The ECHR recalls that the member states of the Convention on Human Rights “have the obligation to respect” the provisional measures it pronounces.
Measures not respected
However, failure to comply with such a measure has already been observed on several occasions: in 2005, for example, Turkey extradited two Uzbek nationals, against a provisional measure taken by the ECHR.
Since then, other countries, including Moldova in 2009 or Russia in 2016, have been condemned by the ECHR for “non-compliance” with such a measure.
Failure to comply with these measures by a State which has ratified the Convention “endangers the effectiveness of the right of individual petition”, as well as the State’s formal commitment to “safeguard the rights and freedoms set out in the Convention ”, underlines the ECHR.

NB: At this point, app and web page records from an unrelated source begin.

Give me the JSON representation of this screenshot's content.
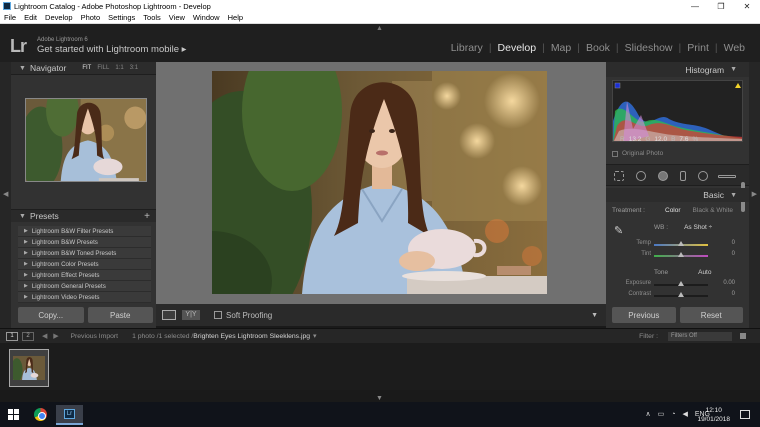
{
  "window": {
    "title": "Lightroom Catalog - Adobe Photoshop Lightroom - Develop",
    "minimize": "—",
    "maximize": "❐",
    "close": "✕"
  },
  "menu": [
    "File",
    "Edit",
    "Develop",
    "Photo",
    "Settings",
    "Tools",
    "View",
    "Window",
    "Help"
  ],
  "header": {
    "logo": "Lr",
    "version": "Adobe Lightroom 6",
    "mobile_link": "Get started with Lightroom mobile ▸"
  },
  "modules": [
    "Library",
    "Develop",
    "Map",
    "Book",
    "Slideshow",
    "Print",
    "Web"
  ],
  "active_module": "Develop",
  "navigator": {
    "title": "Navigator",
    "zoom_options": [
      "FIT",
      "FILL",
      "1:1",
      "3:1"
    ],
    "selected_zoom": "FIT"
  },
  "presets": {
    "title": "Presets",
    "items": [
      "Lightroom B&W Filter Presets",
      "Lightroom B&W Presets",
      "Lightroom B&W Toned Presets",
      "Lightroom Color Presets",
      "Lightroom Effect Presets",
      "Lightroom General Presets",
      "Lightroom Video Presets"
    ]
  },
  "left_buttons": {
    "copy": "Copy...",
    "paste": "Paste"
  },
  "toolbar": {
    "soft_proofing": "Soft Proofing",
    "yy": "Y|Y"
  },
  "histogram": {
    "title": "Histogram",
    "readout": {
      "r_label": "R",
      "r": "13.2",
      "g_label": "G",
      "g": "12.0",
      "b_label": "B",
      "b": "7.6",
      "pct": "%"
    },
    "original_photo": "Original Photo"
  },
  "basic": {
    "title": "Basic",
    "treatment_label": "Treatment :",
    "treatment_color": "Color",
    "treatment_bw": "Black & White",
    "wb_label": "WB :",
    "wb_value": "As Shot ÷",
    "temp_label": "Temp",
    "temp_value": "0",
    "tint_label": "Tint",
    "tint_value": "0",
    "tone_label": "Tone",
    "auto_label": "Auto",
    "exposure_label": "Exposure",
    "exposure_value": "0.00",
    "contrast_label": "Contrast",
    "contrast_value": "0"
  },
  "right_buttons": {
    "previous": "Previous",
    "reset": "Reset"
  },
  "filmbar": {
    "page1": "1",
    "page2": "2",
    "previous_import": "Previous Import",
    "count": "1 photo /1 selected /",
    "filename": "Brighten Eyes Lightroom Sleeklens.jpg",
    "filter_label": "Filter :",
    "filter_value": "Filters Off"
  },
  "taskbar": {
    "language": "ENG",
    "time": "12:10",
    "date": "19/01/2018"
  }
}
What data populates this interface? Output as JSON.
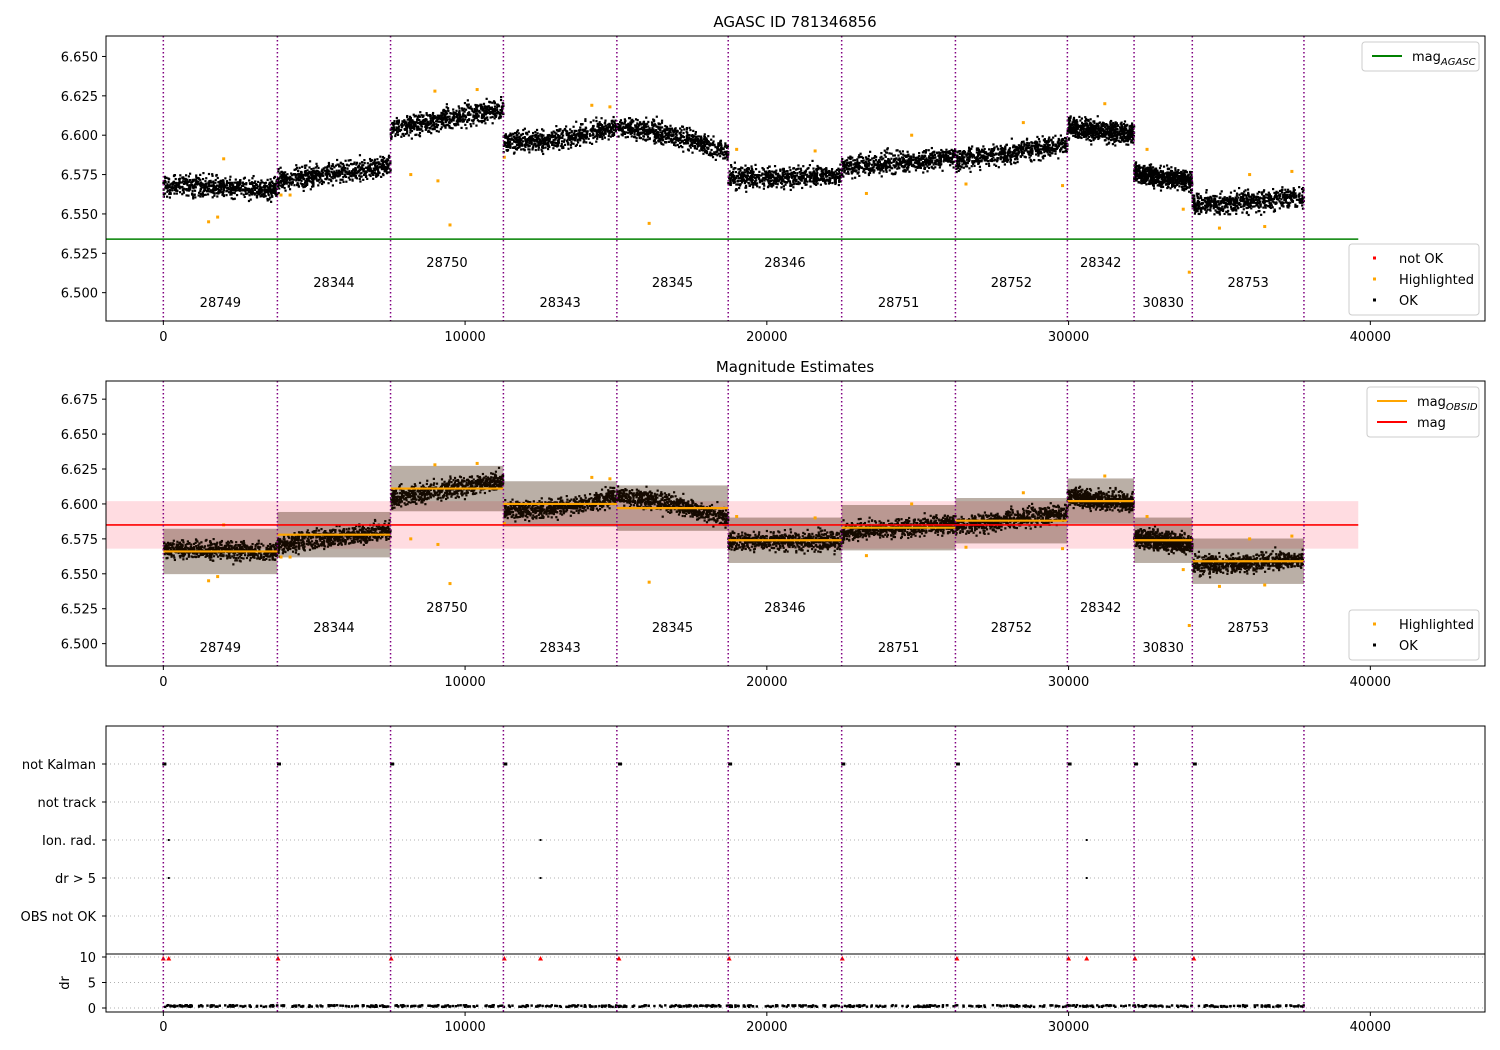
{
  "chart_data": [
    {
      "type": "scatter",
      "title": "AGASC ID 781346856",
      "xlim": [
        -1900,
        43800
      ],
      "ylim": [
        6.482,
        6.663
      ],
      "xticks": [
        0,
        10000,
        20000,
        30000,
        40000
      ],
      "yticks": [
        6.5,
        6.525,
        6.55,
        6.575,
        6.6,
        6.625,
        6.65
      ],
      "legend_upper": [
        {
          "label": "mag",
          "sub": "AGASC",
          "color": "#008000",
          "marker": "line"
        }
      ],
      "legend_lower": [
        {
          "label": "not OK",
          "color": "#ff0000",
          "marker": "dot"
        },
        {
          "label": "Highlighted",
          "color": "#ffa500",
          "marker": "dot"
        },
        {
          "label": "OK",
          "color": "#000000",
          "marker": "dot"
        }
      ],
      "reference_line": {
        "series": "mag_AGASC",
        "value": 6.534,
        "x_range": [
          -1900,
          39600
        ],
        "color": "#008000"
      }
    },
    {
      "type": "scatter",
      "title": "Magnitude Estimates",
      "xlim": [
        -1900,
        43800
      ],
      "ylim": [
        6.484,
        6.688
      ],
      "xticks": [
        0,
        10000,
        20000,
        30000,
        40000
      ],
      "yticks": [
        6.5,
        6.525,
        6.55,
        6.575,
        6.6,
        6.625,
        6.65,
        6.675
      ],
      "legend_upper": [
        {
          "label": "mag",
          "sub": "OBSID",
          "color": "#ffa500",
          "marker": "line"
        },
        {
          "label": "mag",
          "sub": "",
          "color": "#ff0000",
          "marker": "line"
        }
      ],
      "legend_lower": [
        {
          "label": "Highlighted",
          "color": "#ffa500",
          "marker": "dot"
        },
        {
          "label": "OK",
          "color": "#000000",
          "marker": "dot"
        }
      ],
      "mean_mag": {
        "value": 6.585,
        "band": [
          6.568,
          6.602
        ],
        "x_range": [
          -1900,
          39600
        ],
        "color": "#ff0000",
        "band_color": "#ffc0c8"
      }
    },
    {
      "type": "scatter",
      "title": "",
      "xlim": [
        -1900,
        43800
      ],
      "flag_labels": [
        "not Kalman",
        "not track",
        "Ion. rad.",
        "dr > 5",
        "OBS not OK"
      ],
      "dr_label": "dr",
      "dr_yticks": [
        0,
        5,
        10
      ],
      "xticks": [
        0,
        10000,
        20000,
        30000,
        40000
      ],
      "flags_not_kalman_x": [
        0,
        3800,
        7550,
        11300,
        15100,
        18750,
        22500,
        26300,
        30000,
        32200,
        34150
      ],
      "flags_ion_rad_x": [
        180,
        12500,
        30600
      ],
      "flags_dr_gt5_x": [
        180,
        12500,
        30600
      ],
      "dr_high_points_x": [
        0,
        180,
        3800,
        7550,
        11300,
        12500,
        15100,
        18750,
        22500,
        26300,
        30000,
        30600,
        32200,
        34150
      ]
    }
  ],
  "obsids": [
    {
      "id": "28749",
      "start": 0,
      "end": 3780,
      "mag": 6.566,
      "y0": 6.568,
      "y1": 6.566,
      "curve": 0,
      "spread": 0.0065,
      "label_level": 0
    },
    {
      "id": "28344",
      "start": 3780,
      "end": 7530,
      "mag": 6.578,
      "y0": 6.571,
      "y1": 6.581,
      "curve": 0,
      "spread": 0.0065,
      "label_level": 1
    },
    {
      "id": "28750",
      "start": 7530,
      "end": 11270,
      "mag": 6.611,
      "y0": 6.604,
      "y1": 6.617,
      "curve": 0,
      "spread": 0.0065,
      "label_level": 2
    },
    {
      "id": "28343",
      "start": 11270,
      "end": 15030,
      "mag": 6.6,
      "y0": 6.596,
      "y1": 6.606,
      "curve": -0.003,
      "spread": 0.0065,
      "label_level": 0
    },
    {
      "id": "28345",
      "start": 15030,
      "end": 18720,
      "mag": 6.597,
      "y0": 6.605,
      "y1": 6.589,
      "curve": 0.003,
      "spread": 0.0065,
      "label_level": 1
    },
    {
      "id": "28346",
      "start": 18720,
      "end": 22480,
      "mag": 6.574,
      "y0": 6.573,
      "y1": 6.574,
      "curve": 0,
      "spread": 0.0065,
      "label_level": 2
    },
    {
      "id": "28751",
      "start": 22480,
      "end": 26250,
      "mag": 6.583,
      "y0": 6.58,
      "y1": 6.586,
      "curve": 0,
      "spread": 0.0065,
      "label_level": 0
    },
    {
      "id": "28752",
      "start": 26250,
      "end": 29960,
      "mag": 6.588,
      "y0": 6.584,
      "y1": 6.594,
      "curve": 0,
      "spread": 0.0065,
      "label_level": 1
    },
    {
      "id": "28342",
      "start": 29960,
      "end": 32170,
      "mag": 6.602,
      "y0": 6.605,
      "y1": 6.601,
      "curve": 0,
      "spread": 0.0065,
      "label_level": 2
    },
    {
      "id": "30830",
      "start": 32170,
      "end": 34100,
      "mag": 6.574,
      "y0": 6.576,
      "y1": 6.571,
      "curve": 0,
      "spread": 0.0065,
      "label_level": 0
    },
    {
      "id": "28753",
      "start": 34100,
      "end": 37800,
      "mag": 6.559,
      "y0": 6.556,
      "y1": 6.56,
      "curve": 0,
      "spread": 0.0065,
      "label_level": 1
    }
  ],
  "highlighted_points": [
    [
      1500,
      6.545
    ],
    [
      1800,
      6.548
    ],
    [
      2000,
      6.585
    ],
    [
      3900,
      6.562
    ],
    [
      4200,
      6.562
    ],
    [
      8200,
      6.575
    ],
    [
      9100,
      6.571
    ],
    [
      9500,
      6.543
    ],
    [
      9000,
      6.628
    ],
    [
      10400,
      6.629
    ],
    [
      11300,
      6.586
    ],
    [
      14200,
      6.619
    ],
    [
      14800,
      6.618
    ],
    [
      16100,
      6.544
    ],
    [
      19000,
      6.591
    ],
    [
      21600,
      6.59
    ],
    [
      23300,
      6.563
    ],
    [
      24800,
      6.6
    ],
    [
      26600,
      6.569
    ],
    [
      28500,
      6.608
    ],
    [
      29800,
      6.568
    ],
    [
      31200,
      6.62
    ],
    [
      32600,
      6.591
    ],
    [
      33800,
      6.553
    ],
    [
      34000,
      6.513
    ],
    [
      35000,
      6.541
    ],
    [
      36000,
      6.575
    ],
    [
      36500,
      6.542
    ],
    [
      37400,
      6.577
    ]
  ],
  "colors": {
    "ok": "#000000",
    "highlighted": "#ffa500",
    "not_ok": "#ff0000",
    "obsid_line": "#800080",
    "agasc": "#008000",
    "mean": "#ff0000",
    "band": "#ffc0c8",
    "grid": "#b0b0b0"
  }
}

Provisional measures are the result of an exceptional procedure. They constitute “emergency measures”, taken into account of an “imminent risk of irreparable damage”, in order to allow “the proper conduct of the procedure”.
The ECHR recalls that such a decision does not make it possible to “prejudge subsequent decisions on the admissibility or the merits of the case”.